What is a virus?
- A virus is a tiny germ that can make animals and plants sick. They
are too small to be seen with a microscope, an electron
needed to see them. Viruses only have DNA or RNA (genetic material) and a simple
shell. They cannot grow or divide by themselves. They
must take over a cell, and force the cell to create
copies of the virus. The cell often dies in the process.
The new viral copies then invade other cells. When enough
cells are killed, you become sick. The picture from an
electron microscope below shows multiple viruses near a
near a cell. (Source: Jon Charlesworth; Mayo Clinic).
Will penicillin prevent a viral infection?
- No! Penicillin only kills some bacteria. Bacteria are single cell organisms which

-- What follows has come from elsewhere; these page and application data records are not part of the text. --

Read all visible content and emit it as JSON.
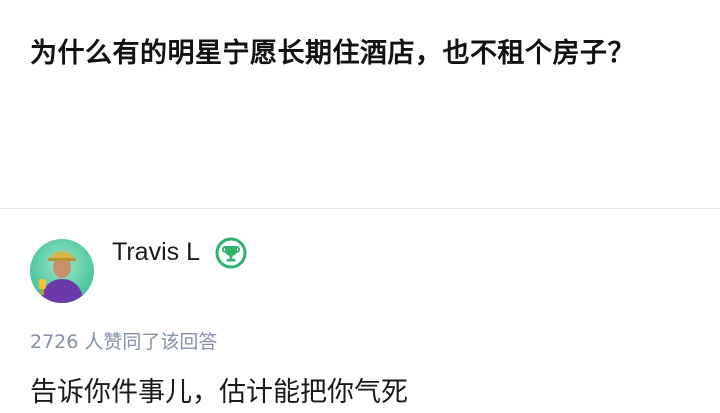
{
  "question": {
    "title": "为什么有的明星宁愿长期住酒店，也不租个房子？"
  },
  "answer": {
    "author": {
      "name": "Travis L",
      "avatar_icon": "avatar-person-photo",
      "badge_icon": "trophy-badge-icon"
    },
    "vote_text": "2726 人赞同了该回答",
    "content_first_line": "告诉你件事儿，估计能把你气死"
  },
  "colors": {
    "title": "#121212",
    "meta": "#8590a6",
    "badge": "#2db46d",
    "divider": "#e6e6e6"
  }
}
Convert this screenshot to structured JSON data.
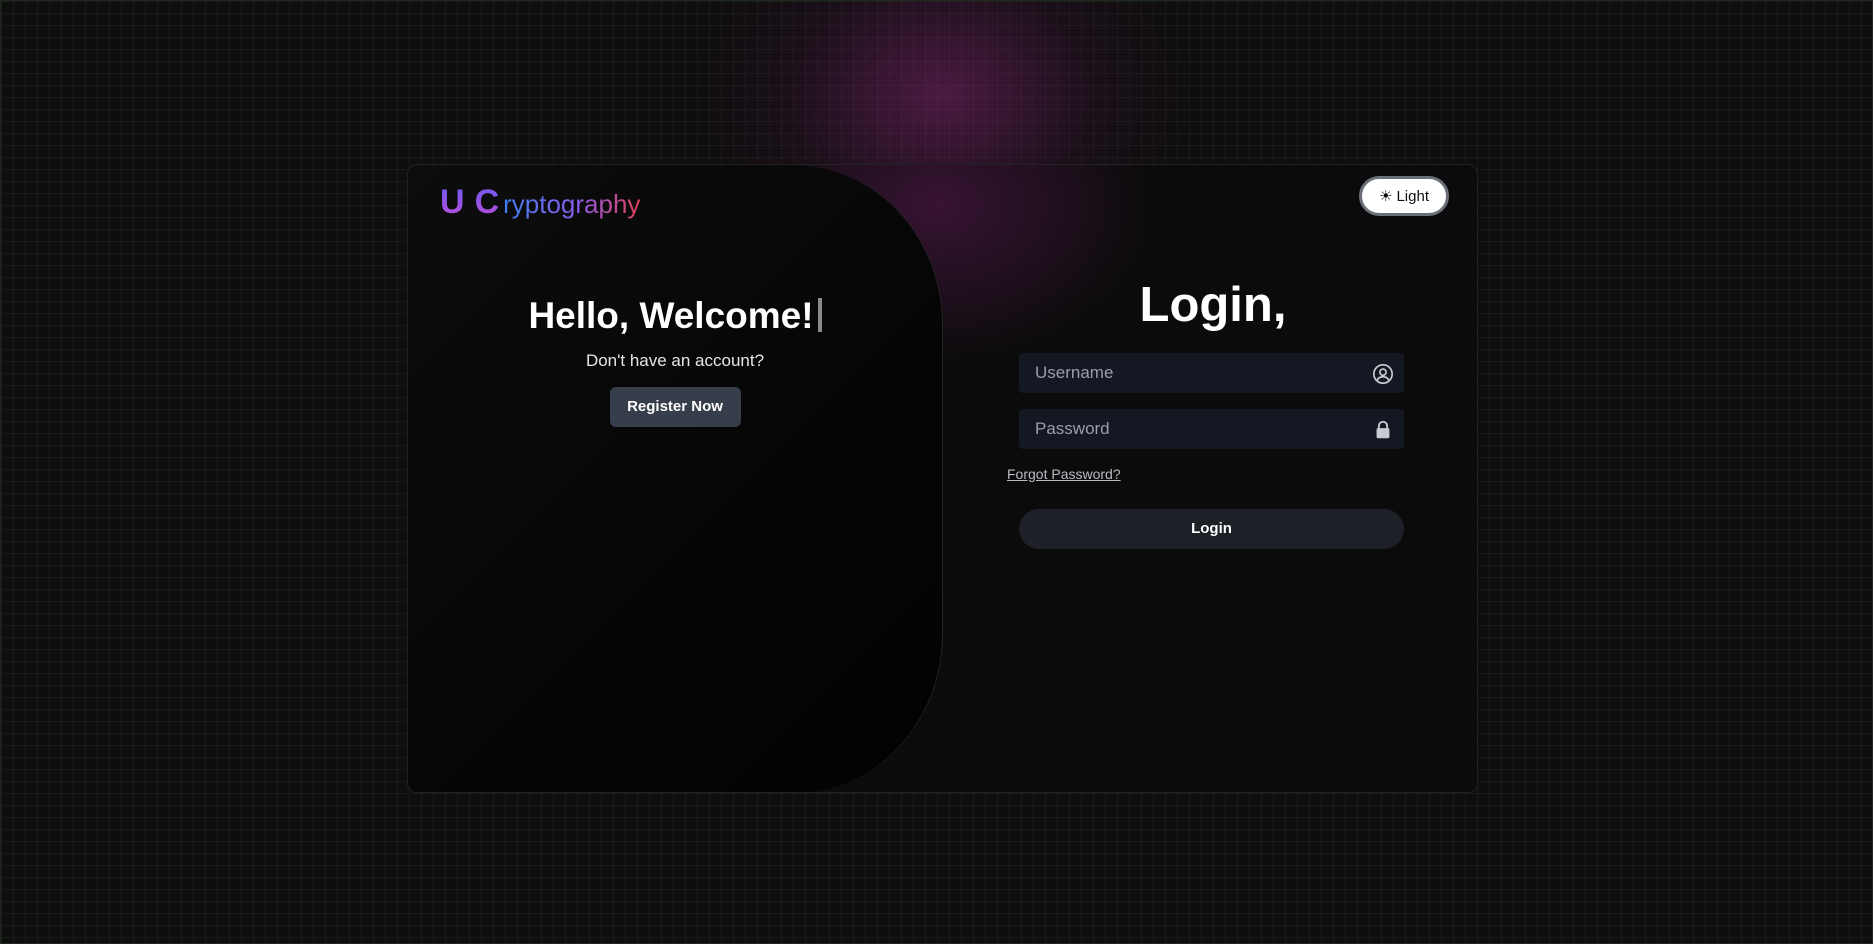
{
  "logo": {
    "letter_u": "U",
    "letter_c": "C",
    "rest": "ryptography"
  },
  "theme_toggle": {
    "icon": "sun-icon",
    "glyph": "☀",
    "label": "Light"
  },
  "welcome": {
    "title": "Hello, Welcome!",
    "subtitle": "Don't have an account?",
    "register_label": "Register Now"
  },
  "login": {
    "title": "Login,",
    "username_placeholder": "Username",
    "username_icon": "user-circle-icon",
    "password_placeholder": "Password",
    "password_icon": "lock-icon",
    "forgot_label": "Forgot Password?",
    "submit_label": "Login"
  },
  "colors": {
    "background": "#0e0e0e",
    "card": "#0b0b0b",
    "field_bg": "#141822",
    "register_bg": "#363d4b",
    "login_btn_bg": "#1d2026",
    "accent_glow": "#96288a",
    "logo_gradient_start": "#3f7ef0",
    "logo_gradient_end": "#e0405a"
  }
}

are too small to be seen without a microscope. There are
thousands of different kinds of bacteria and they are
everywhere. Most bacteria are not harmful, in fact some
are necessary for our health. However, some can make us
sick such as:
- Streptococcus pyogenes (
- Staphylococcus aureus (skin
infections and food poisoning)
- Mycobacteria tuberculosis
- Salmonella typhi (typhoid
- There are only a few drugs
currently available that have any effect at all on
viruses and they are not nearly as effective as bacterial
How many viruses are in my body compared
- To answer this question, we
turn to Leo Grady from the Laboratories for Viral
Diseases/Zoonotic Diseases, Wadsworth Center, New York
State Dept. of Health. To see his expert response, click here!